Eating disorders are estimated to cost the UK economy £8bn a year, according to a new report commissioned by eating disorder charity, Beat.
The report highlighted the inconsistent access to treatment as one of the factors to blame for high numbers of cases involving anorexia, bulimia and binge eating.
Leigh Best, founder of Liverpool-based charity TEDS (Talk Eating Disorders), told JMU Journalism: “It’s important to have help out there. Eating disorders are a complex psychological illness with a very high suicide rate.
“Ongoing support needs to be offered to suffers of eating disorders. Recovery doesn’t just happen overnight, it can take years. They need the right support at the right time.”
Statistics show that timing is crucial when treating eating disorders, as around one in five sufferers wait more than a year for NHS treatment, with over a third waiting more than six months.
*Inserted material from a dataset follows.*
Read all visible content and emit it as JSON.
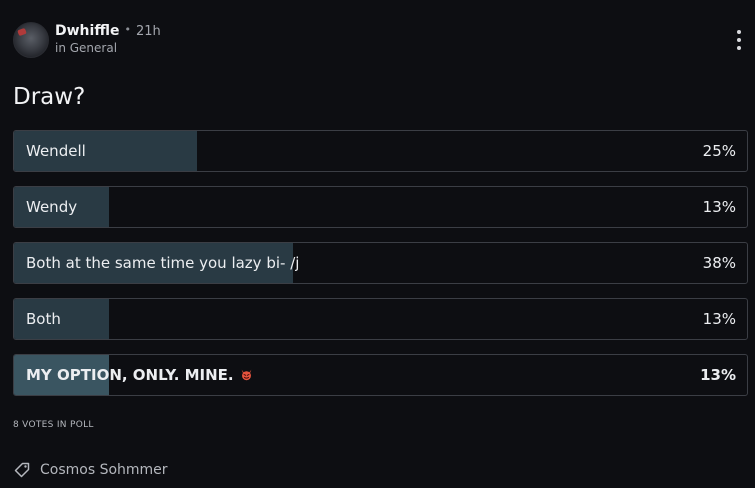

Over 1.6 million men and women in the UK are affected, and young women aged 12-20 are the age group most likely to develop an eating disorder.
Relapse rates for sufferers go down from 63% to 33% for those who sought early help.
Susan Ringwood, chief executive of Beat, said: “We need to see things changed, services need to be joined up. They’re fragmented and there’s too much wait and see. There are also too many artificial barriers and perverse incentives in the system. Those have got to come down.”
Last year, the Government announced a £150m investment to improve the treatment of eating disorders.
Beat welcomes the pledge, but is also calling for the introduction of NHS waiting-time targets for mental health.
Leigh, who set up the TEDS voluntary eating disorder support group in 2000 following her own child’s eight-year battle, added: “The NHS are doing the best they can with the money, but a large part needs to be spent on ongoing support, and not just for the ones suffering from the illness, but for their families as well.”